Freshman Clusters



Cluster 21A,B,CW
History of Modern Thought

Lecture Schedule: Monday and Wednesday | 11:00 a.m. - 12:15 p.m.
 
Faculty: Joshua Dienstag | Political Science, Coordinator
Sarah Kareem | English
Christopher M. Kelty | Anthropology and Institute for Society and Genetics
Theodore Porter | History
 
Librarian: Joanna C. Cham | Powell Library

This course examines classics of Western social, political, philosophical, literary and scientific thought from the 17th century to the present. We will read works by such authors as Thomas Hobbes, Daniel Defoe, John Locke, Isaac Newton, Adam Smith, David Hume, Jean-Jacques Rousseau, Edmund Burke, Mary Wollstonecraft, T. R. Malthus, John Stuart Mill, Karl Marx, Charles Darwin, Charlotte Perkins Gilman, Thorstein Veblen, Friedrich Nietzsche, Sigmund Freud, Virginia Woolf, John Maynard Keynes, Simone de Beauvoir and Michel Foucault. These thinkers address enduring questions about the modern world – questions about human nature, the natural world and our place in it, the source and legitimacy of political authority, the meaning and limits of human freedom, the status of women, the dynamics of capitalist markets, the role of slavery, imperialism and colonialism in the constitution of modern European thought, the workings of the human psyche, and the limits of reason. These problems, and the solutions proposed by our authors, are neither simple nor settled, and students are expected to bring an openness, curiosity and rigorous questioning to class.

The course invites students to engage in these questions by reading the primary sources directly and carefully–and to join in a dialogue across the centuries. Lectures, discussion sections and reading assignments are designed to bring students into direct engagement with the authors and the ideas they wrestle with and the complicated language or methods they use to attempt to solve them. Students will be expected to understand the context of those issues and to understand the distinctive methods, styles and commitments that these authors brought to these problems.

We welcome all students, whatever their prospective major, who are interested in exploring fundamental issues in the history of modern thought. We particularly welcome students with an interest in social and political theory or in scientific and philosophical ideas. However, we discourage students from taking the course if your primary interest is in efficiently satisfying GE requirements. The readings are difficult and long, and they require concentration and commitment.
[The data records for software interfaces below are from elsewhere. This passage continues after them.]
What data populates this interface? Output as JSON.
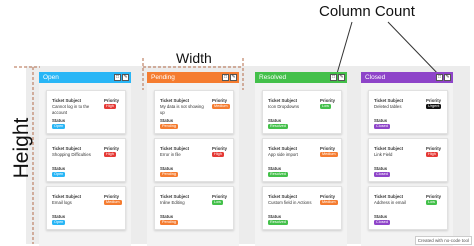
{
  "annotations": {
    "column_count": "Column Count",
    "width": "Width",
    "height": "Height"
  },
  "labels": {
    "subject": "Ticket Subject",
    "priority": "Priority",
    "status": "Status"
  },
  "colors": {
    "open": "#29b6f6",
    "pending": "#f57c30",
    "resolved": "#43c04a",
    "closed": "#8e44c9",
    "high": "#e53935",
    "medium": "#f57c30",
    "low": "#43c04a",
    "urgent": "#111111"
  },
  "columns": [
    {
      "title": "Open",
      "cards": [
        {
          "subject": "Cannot log in to the account",
          "priority": "High",
          "status": "Open"
        },
        {
          "subject": "Shopping Difficulties",
          "priority": "High",
          "status": "Open"
        },
        {
          "subject": "Email logs",
          "priority": "Medium",
          "status": "Open"
        }
      ]
    },
    {
      "title": "Pending",
      "cards": [
        {
          "subject": "My data is not showing up",
          "priority": "Medium",
          "status": "Pending"
        },
        {
          "subject": "Error in file",
          "priority": "High",
          "status": "Pending"
        },
        {
          "subject": "Inline Editing",
          "priority": "Low",
          "status": "Pending"
        }
      ]
    },
    {
      "title": "Resolved",
      "cards": [
        {
          "subject": "Icon Dropdowns",
          "priority": "Low",
          "status": "Resolved"
        },
        {
          "subject": "App side import",
          "priority": "Medium",
          "status": "Resolved"
        },
        {
          "subject": "Custom field in Actions",
          "priority": "Medium",
          "status": "Resolved"
        }
      ]
    },
    {
      "title": "Closed",
      "cards": [
        {
          "subject": "Deleted tables",
          "priority": "Urgent",
          "status": "Closed"
        },
        {
          "subject": "Link Field",
          "priority": "High",
          "status": "Closed"
        },
        {
          "subject": "Address in email",
          "priority": "Low",
          "status": "Closed"
        }
      ]
    }
  ],
  "watermark": "Created with no-code tool"
}
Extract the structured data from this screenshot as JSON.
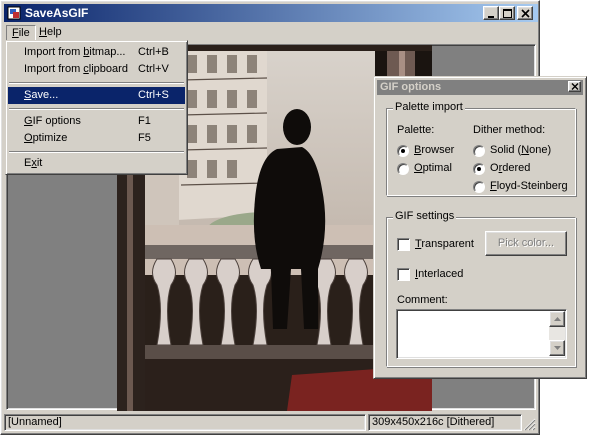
{
  "window": {
    "title": "SaveAsGIF"
  },
  "menubar": [
    {
      "label_prefix": "",
      "label_ul": "F",
      "label_rest": "ile"
    },
    {
      "label_prefix": "",
      "label_ul": "H",
      "label_rest": "elp"
    }
  ],
  "file_menu": {
    "items": [
      {
        "pre": "Import from ",
        "ul": "b",
        "post": "itmap...",
        "shortcut": "Ctrl+B"
      },
      {
        "pre": "Import from ",
        "ul": "c",
        "post": "lipboard",
        "shortcut": "Ctrl+V"
      },
      {
        "pre": "",
        "ul": "S",
        "post": "ave...",
        "shortcut": "Ctrl+S",
        "highlighted": true
      },
      {
        "pre": "",
        "ul": "G",
        "post": "IF options",
        "shortcut": "F1"
      },
      {
        "pre": "",
        "ul": "O",
        "post": "ptimize",
        "shortcut": "F5"
      },
      {
        "pre": "E",
        "ul": "x",
        "post": "it",
        "shortcut": ""
      }
    ]
  },
  "statusbar": {
    "left": "[Unnamed]",
    "right": "309x450x216c [Dithered]"
  },
  "gif_dialog": {
    "title": "GIF options",
    "palette_import": {
      "title": "Palette import",
      "palette_label": "Palette:",
      "palette_options": [
        {
          "pre": "",
          "ul": "B",
          "post": "rowser",
          "selected": true
        },
        {
          "pre": "",
          "ul": "O",
          "post": "ptimal",
          "selected": false
        }
      ],
      "dither_label": "Dither method:",
      "dither_options": [
        {
          "pre": "Solid (",
          "ul": "N",
          "post": "one)",
          "selected": false
        },
        {
          "pre": "O",
          "ul": "r",
          "post": "dered",
          "selected": true
        },
        {
          "pre": "",
          "ul": "F",
          "post": "loyd-Steinberg",
          "selected": false
        }
      ]
    },
    "gif_settings": {
      "title": "GIF settings",
      "transparent": {
        "pre": "",
        "ul": "T",
        "post": "ransparent",
        "checked": false
      },
      "interlaced": {
        "pre": "",
        "ul": "I",
        "post": "nterlaced",
        "checked": false
      },
      "pick_color_label": "Pick color...",
      "comment_label": "Comment:",
      "comment_value": ""
    }
  },
  "colors": {
    "active_title_start": "#0a246a",
    "active_title_end": "#a6caf0",
    "inactive_title": "#808080",
    "face": "#d4d0c8",
    "highlight": "#0a246a"
  }
}
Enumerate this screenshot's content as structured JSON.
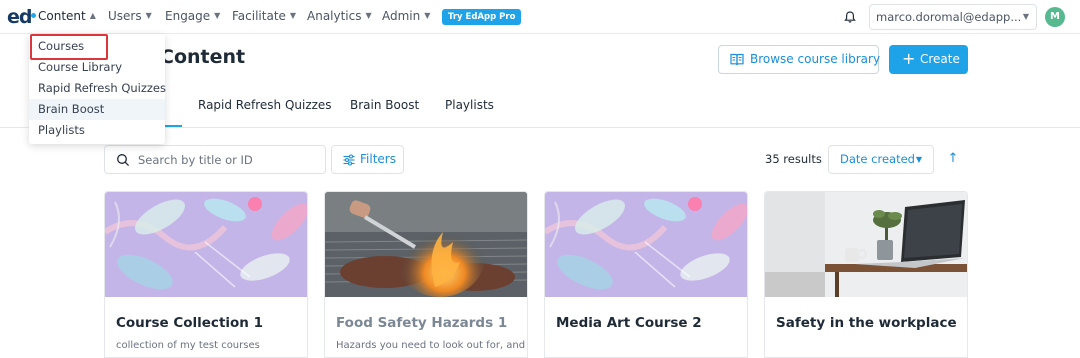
{
  "brand": {
    "logo_text": "ed"
  },
  "nav": {
    "items": [
      {
        "label": "Content"
      },
      {
        "label": "Users"
      },
      {
        "label": "Engage"
      },
      {
        "label": "Facilitate"
      },
      {
        "label": "Analytics"
      },
      {
        "label": "Admin"
      }
    ],
    "try_pro": "Try EdApp Pro",
    "user_email": "marco.doromal@edapp...",
    "avatar_initial": "M"
  },
  "content_menu": {
    "items": [
      {
        "label": "Courses"
      },
      {
        "label": "Course Library"
      },
      {
        "label": "Rapid Refresh Quizzes"
      },
      {
        "label": "Brain Boost"
      },
      {
        "label": "Playlists"
      }
    ]
  },
  "page": {
    "title": "Content",
    "browse_label": "Browse course library",
    "create_label": "Create"
  },
  "tabs": [
    {
      "label": "Rapid Refresh Quizzes"
    },
    {
      "label": "Brain Boost"
    },
    {
      "label": "Playlists"
    }
  ],
  "toolbar": {
    "search_placeholder": "Search by title or ID",
    "filters_label": "Filters",
    "results_text": "35 results",
    "sort_label": "Date created"
  },
  "cards": [
    {
      "title": "Course Collection 1",
      "description": "collection of my test courses",
      "thumb": "abstract-pattern"
    },
    {
      "title": "Food Safety Hazards 1",
      "description": "Hazards you need to look out for, and",
      "thumb": "grill-photo"
    },
    {
      "title": "Media Art Course 2",
      "description": "",
      "thumb": "abstract-pattern"
    },
    {
      "title": "Safety in the workplace",
      "description": "",
      "thumb": "desk-photo"
    }
  ],
  "colors": {
    "accent": "#1fa3e8",
    "highlight_box": "#d9363e",
    "avatar": "#56b98f"
  }
}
The course requirements are primarily writing assignments in which students are expected to demonstrate an ability to comprehend and manipulate the ideas expressed in the course readings to make original arguments. As a result, however, you will develop study and reading habits, and writing skills that will serve you well in any major or career.
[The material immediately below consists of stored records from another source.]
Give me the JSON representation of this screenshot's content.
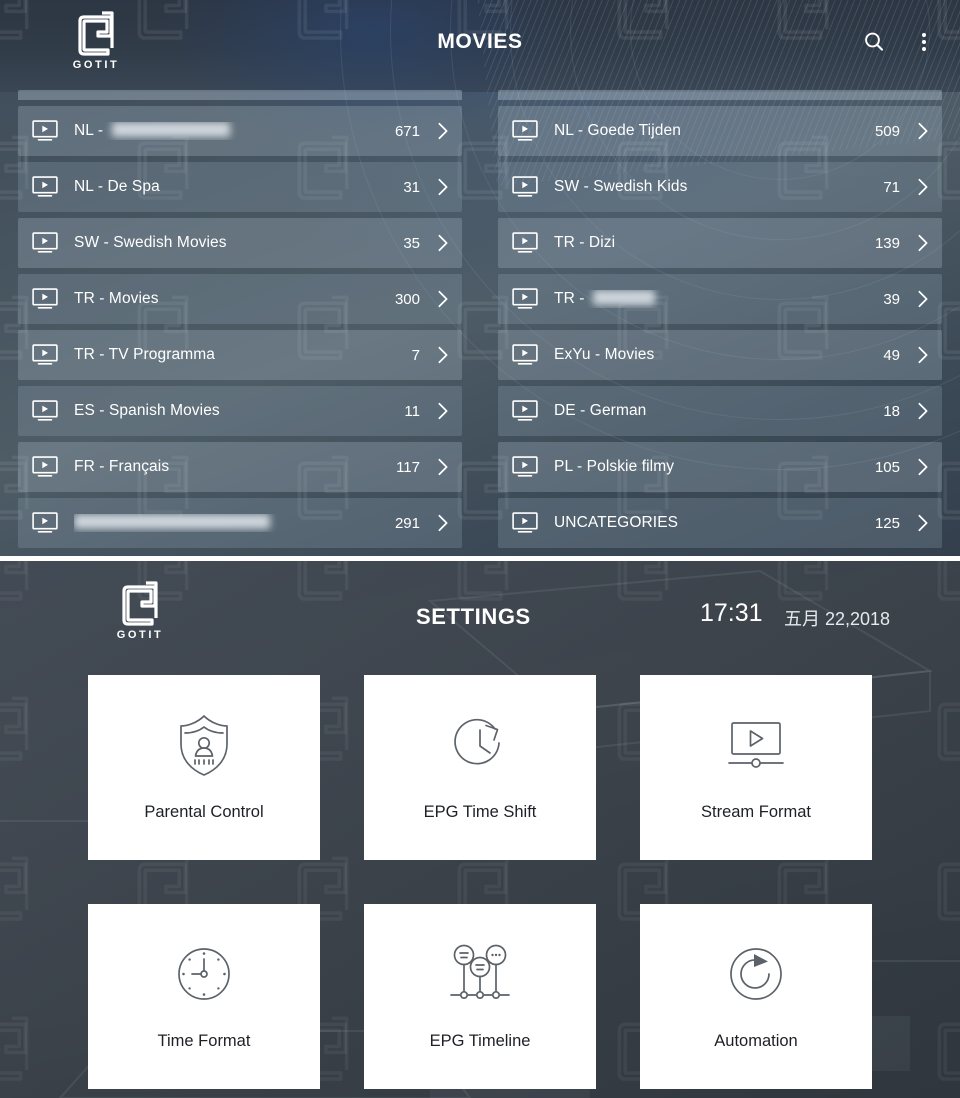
{
  "brand": {
    "name": "GOTIT",
    "logo_icon": "gotit-logo-icon"
  },
  "movies": {
    "title": "MOVIES",
    "search_icon": "search-icon",
    "overflow_icon": "more-vertical-icon",
    "row_icon": "tv-play-icon",
    "chevron_icon": "chevron-right-icon",
    "left_column": [
      {
        "label": "NL - ",
        "redacted": true,
        "redact_width": 118,
        "count": "671"
      },
      {
        "label": "NL - De Spa",
        "redacted": false,
        "count": "31"
      },
      {
        "label": "SW - Swedish Movies",
        "redacted": false,
        "count": "35"
      },
      {
        "label": "TR - Movies",
        "redacted": false,
        "count": "300"
      },
      {
        "label": "TR - TV Programma",
        "redacted": false,
        "count": "7"
      },
      {
        "label": "ES - Spanish Movies",
        "redacted": false,
        "count": "11"
      },
      {
        "label": "FR - Français",
        "redacted": false,
        "count": "117"
      },
      {
        "label": "",
        "redacted": true,
        "redact_width": 196,
        "count": "291"
      }
    ],
    "right_column": [
      {
        "label": "NL - Goede Tijden",
        "redacted": false,
        "count": "509"
      },
      {
        "label": "SW - Swedish Kids",
        "redacted": false,
        "count": "71"
      },
      {
        "label": "TR - Dizi",
        "redacted": false,
        "count": "139"
      },
      {
        "label": "TR - ",
        "redacted": true,
        "redact_width": 62,
        "count": "39"
      },
      {
        "label": "ExYu - Movies",
        "redacted": false,
        "count": "49"
      },
      {
        "label": "DE - German",
        "redacted": false,
        "count": "18"
      },
      {
        "label": "PL - Polskie filmy",
        "redacted": false,
        "count": "105"
      },
      {
        "label": "UNCATEGORIES",
        "redacted": false,
        "count": "125"
      }
    ]
  },
  "settings": {
    "title": "SETTINGS",
    "time": "17:31",
    "date": "五月 22,2018",
    "tiles": [
      {
        "label": "Parental Control",
        "icon": "shield-user-lock-icon"
      },
      {
        "label": "EPG Time Shift",
        "icon": "clock-forward-icon"
      },
      {
        "label": "Stream Format",
        "icon": "video-player-slider-icon"
      },
      {
        "label": "Time Format",
        "icon": "analog-clock-icon"
      },
      {
        "label": "EPG Timeline",
        "icon": "timeline-nodes-icon"
      },
      {
        "label": "Automation",
        "icon": "refresh-circle-icon"
      }
    ]
  },
  "colors": {
    "panel_bg": "#3e4b59",
    "row_bg": "#a8bbc8",
    "tile_bg": "#ffffff",
    "text_light": "#ffffff",
    "text_dark": "#1d2025",
    "divider": "#ffffff"
  }
}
Course Format

During fall and winter quarters, the course meets twice each week for lectures and once a week for a two-hour section discussion. During spring quarter, students choose a seminar that allows them to explore a particular topic in greater depth.

Spring Seminars – Previous seminar titles have included:

  • I Feel, Therefore I Am--I Think: History of Emotions
  • Slavery and Freedom: Modern Thought on Drugs
  • Humanism between Europe and its Others
  • Fantastic Enlightenment
  • The Political Animal and its Nonhuman Others
  • Being Human: Identity in the Age of Genomics and Neuroscience

Writing II and Foundation Area General Education Credit

Upon completion of the yearlong cluster, students will fulfill the Writing II requirement and satisfy 4 GE course requirements:

  • 3 in Foundations of Society & Culture (1 in Historical Analysis and 2 in Social Analysis)
  • 1 in Foundations of the Arts & Humanities (Philosophical and Linguistic Analysis)

Social Thought Minor

For students interested in continuing their academic study of modern thought, consider the Social Thought Minor. The completion of GE Cluster 21A and 21B satisfies all lower division requirements for the minor. For more information on the minor and how to apply, please click here.